* [What is being asked] Word for word, write out all of the data below.

* [Dataset rows describing interfaces]
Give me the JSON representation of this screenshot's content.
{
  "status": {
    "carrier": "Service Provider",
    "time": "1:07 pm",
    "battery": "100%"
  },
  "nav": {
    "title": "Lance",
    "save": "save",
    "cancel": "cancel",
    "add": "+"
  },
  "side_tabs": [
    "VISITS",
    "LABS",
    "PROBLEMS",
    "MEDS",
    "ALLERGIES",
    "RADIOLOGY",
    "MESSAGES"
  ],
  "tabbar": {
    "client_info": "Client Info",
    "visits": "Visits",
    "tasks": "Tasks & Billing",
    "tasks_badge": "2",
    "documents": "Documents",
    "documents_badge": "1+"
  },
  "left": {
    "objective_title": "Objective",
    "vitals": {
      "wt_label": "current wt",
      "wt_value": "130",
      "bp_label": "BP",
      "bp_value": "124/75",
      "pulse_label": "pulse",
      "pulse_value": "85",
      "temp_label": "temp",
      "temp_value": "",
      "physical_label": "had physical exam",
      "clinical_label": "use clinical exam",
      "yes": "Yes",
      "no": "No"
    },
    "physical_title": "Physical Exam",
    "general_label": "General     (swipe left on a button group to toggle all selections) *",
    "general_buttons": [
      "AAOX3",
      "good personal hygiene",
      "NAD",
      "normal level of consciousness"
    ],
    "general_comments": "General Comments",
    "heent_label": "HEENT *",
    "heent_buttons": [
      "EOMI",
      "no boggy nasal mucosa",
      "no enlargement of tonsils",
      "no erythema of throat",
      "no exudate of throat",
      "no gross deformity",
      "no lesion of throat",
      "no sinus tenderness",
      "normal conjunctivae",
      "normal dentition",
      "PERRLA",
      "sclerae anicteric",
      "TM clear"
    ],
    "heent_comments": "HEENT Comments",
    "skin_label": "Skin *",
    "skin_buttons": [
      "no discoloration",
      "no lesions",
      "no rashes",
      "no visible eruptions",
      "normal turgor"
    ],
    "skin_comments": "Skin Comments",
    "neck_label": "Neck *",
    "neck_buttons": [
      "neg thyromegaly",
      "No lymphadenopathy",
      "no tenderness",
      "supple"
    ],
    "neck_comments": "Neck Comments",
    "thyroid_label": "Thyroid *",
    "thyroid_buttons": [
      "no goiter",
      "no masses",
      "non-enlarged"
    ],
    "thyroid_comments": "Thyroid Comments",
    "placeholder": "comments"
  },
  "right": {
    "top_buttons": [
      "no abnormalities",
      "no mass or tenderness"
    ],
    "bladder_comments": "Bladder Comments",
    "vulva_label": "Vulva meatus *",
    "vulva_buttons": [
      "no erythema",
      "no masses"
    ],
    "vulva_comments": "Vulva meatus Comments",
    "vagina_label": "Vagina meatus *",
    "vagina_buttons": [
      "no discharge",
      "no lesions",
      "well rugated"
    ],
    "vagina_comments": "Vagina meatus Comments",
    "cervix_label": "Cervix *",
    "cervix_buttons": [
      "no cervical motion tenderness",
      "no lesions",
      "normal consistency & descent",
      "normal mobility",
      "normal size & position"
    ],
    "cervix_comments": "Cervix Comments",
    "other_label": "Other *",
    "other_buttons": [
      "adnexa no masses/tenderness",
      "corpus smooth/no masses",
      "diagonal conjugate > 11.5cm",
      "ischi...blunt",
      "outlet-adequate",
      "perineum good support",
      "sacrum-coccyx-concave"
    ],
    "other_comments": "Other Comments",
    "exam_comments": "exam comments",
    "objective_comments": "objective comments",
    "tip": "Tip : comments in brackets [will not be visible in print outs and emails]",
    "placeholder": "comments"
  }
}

* [Response box]
Give me the JSON representation of this screenshot's content.
{
  "status": {
    "carrier": "Service Provider",
    "time": "1:07 pm",
    "battery": "100%"
  },
  "nav": {
    "title": "Lance",
    "save": "save",
    "cancel": "cancel",
    "add": "+"
  },
  "side_tabs": [
    "VISITS",
    "LABS",
    "PROBLEMS",
    "MEDS",
    "ALLERGIES",
    "RADIOLOGY",
    "MESSAGES"
  ],
  "tabbar": {
    "client_info": "Client Info",
    "visits": "Visits",
    "tasks": "Tasks & Billing",
    "tasks_badge": "2",
    "documents": "Documents",
    "documents_badge": "1+"
  },
  "left": {
    "objective_title": "Objective",
    "vitals": {
      "wt_label": "current wt",
      "wt_value": "130",
      "bp_label": "BP",
      "bp_value": "124/75",
      "pulse_label": "pulse",
      "pulse_value": "85",
      "temp_label": "temp",
      "temp_value": "",
      "physical_label": "had physical exam",
      "clinical_label": "use clinical exam",
      "yes": "Yes",
      "no": "No"
    },
    "physical_title": "Physical Exam",
    "general_label": "General     (swipe left on a button group to toggle all selections) *",
    "general_buttons": [
      "AAOX3",
      "good personal hygiene",
      "NAD",
      "normal level of consciousness"
    ],
    "general_comments": "General Comments",
    "heent_label": "HEENT *",
    "heent_buttons": [
      "EOMI",
      "no boggy nasal mucosa",
      "no enlargement of tonsils",
      "no erythema of throat",
      "no exudate of throat",
      "no gross deformity",
      "no lesion of throat",
      "no sinus tenderness",
      "normal conjunctivae",
      "normal dentition",
      "PERRLA",
      "sclerae anicteric",
      "TM clear"
    ],
    "heent_comments": "HEENT Comments",
    "skin_label": "Skin *",
    "skin_buttons": [
      "no discoloration",
      "no lesions",
      "no rashes",
      "no visible eruptions",
      "normal turgor"
    ],
    "skin_comments": "Skin Comments",
    "neck_label": "Neck *",
    "neck_buttons": [
      "neg thyromegaly",
      "No lymphadenopathy",
      "no tenderness",
      "supple"
    ],
    "neck_comments": "Neck Comments",
    "thyroid_label": "Thyroid *",
    "thyroid_buttons": [
      "no goiter",
      "no masses",
      "non-enlarged"
    ],
    "thyroid_comments": "Thyroid Comments",
    "placeholder": "comments"
  },
  "right": {
    "top_buttons": [
      "no abnormalities",
      "no mass or tenderness"
    ],
    "bladder_comments": "Bladder Comments",
    "vulva_label": "Vulva meatus *",
    "vulva_buttons": [
      "no erythema",
      "no masses"
    ],
    "vulva_comments": "Vulva meatus Comments",
    "vagina_label": "Vagina meatus *",
    "vagina_buttons": [
      "no discharge",
      "no lesions",
      "well rugated"
    ],
    "vagina_comments": "Vagina meatus Comments",
    "cervix_label": "Cervix *",
    "cervix_buttons": [
      "no cervical motion tenderness",
      "no lesions",
      "normal consistency & descent",
      "normal mobility",
      "normal size & position"
    ],
    "cervix_comments": "Cervix Comments",
    "other_label": "Other *",
    "other_buttons": [
      "adnexa no masses/tenderness",
      "corpus smooth/no masses",
      "diagonal conjugate > 11.5cm",
      "ischi...blunt",
      "outlet-adequate",
      "perineum good support",
      "sacrum-coccyx-concave"
    ],
    "other_comments": "Other Comments",
    "exam_comments": "exam comments",
    "objective_comments": "objective comments",
    "tip": "Tip : comments in brackets [will not be visible in print outs and emails]",
    "placeholder": "comments"
  }
}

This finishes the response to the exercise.